TASK REQUIREMENTS: The answer must be every line of the records below that holds the word "false".
=== Begin Enclosure ===
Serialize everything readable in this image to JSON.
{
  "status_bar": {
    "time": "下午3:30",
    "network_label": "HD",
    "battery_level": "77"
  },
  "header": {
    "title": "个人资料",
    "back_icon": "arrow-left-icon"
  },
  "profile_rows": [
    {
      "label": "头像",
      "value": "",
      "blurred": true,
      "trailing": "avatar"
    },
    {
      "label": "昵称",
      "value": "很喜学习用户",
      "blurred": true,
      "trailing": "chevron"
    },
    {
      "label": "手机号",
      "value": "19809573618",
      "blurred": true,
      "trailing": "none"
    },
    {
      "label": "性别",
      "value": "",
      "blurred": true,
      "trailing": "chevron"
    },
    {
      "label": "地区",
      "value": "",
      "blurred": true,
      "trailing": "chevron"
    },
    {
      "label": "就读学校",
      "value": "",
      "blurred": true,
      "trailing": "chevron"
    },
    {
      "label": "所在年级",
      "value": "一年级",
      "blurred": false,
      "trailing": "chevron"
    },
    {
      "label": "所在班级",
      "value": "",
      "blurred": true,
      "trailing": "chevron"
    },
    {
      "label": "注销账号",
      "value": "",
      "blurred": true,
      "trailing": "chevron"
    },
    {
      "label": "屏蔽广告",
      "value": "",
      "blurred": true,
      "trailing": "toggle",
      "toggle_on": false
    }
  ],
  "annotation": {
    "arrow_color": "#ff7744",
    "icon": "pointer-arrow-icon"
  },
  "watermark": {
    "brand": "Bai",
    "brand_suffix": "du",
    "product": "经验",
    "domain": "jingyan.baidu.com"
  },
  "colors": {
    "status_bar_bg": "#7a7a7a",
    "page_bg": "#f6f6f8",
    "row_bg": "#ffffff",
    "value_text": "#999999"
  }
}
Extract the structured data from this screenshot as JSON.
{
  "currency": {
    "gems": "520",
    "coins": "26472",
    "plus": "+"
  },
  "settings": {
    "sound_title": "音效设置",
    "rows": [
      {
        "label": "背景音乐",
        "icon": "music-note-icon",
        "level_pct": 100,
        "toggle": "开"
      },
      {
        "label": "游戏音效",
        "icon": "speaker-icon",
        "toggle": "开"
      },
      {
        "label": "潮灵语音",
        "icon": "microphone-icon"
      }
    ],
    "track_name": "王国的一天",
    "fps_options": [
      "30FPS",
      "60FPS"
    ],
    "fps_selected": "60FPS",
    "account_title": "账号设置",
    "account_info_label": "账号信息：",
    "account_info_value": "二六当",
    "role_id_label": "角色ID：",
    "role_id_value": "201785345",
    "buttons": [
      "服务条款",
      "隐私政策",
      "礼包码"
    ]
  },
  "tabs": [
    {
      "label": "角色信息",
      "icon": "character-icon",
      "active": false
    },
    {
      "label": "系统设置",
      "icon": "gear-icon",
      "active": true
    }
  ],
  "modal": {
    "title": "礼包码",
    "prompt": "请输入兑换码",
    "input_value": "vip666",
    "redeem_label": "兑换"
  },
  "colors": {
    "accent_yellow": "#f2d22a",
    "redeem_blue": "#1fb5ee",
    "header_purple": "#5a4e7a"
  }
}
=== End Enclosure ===
ANSWER TO THE PROBLEM:
      "blurred": false,
      "toggle_on": false
      "active": false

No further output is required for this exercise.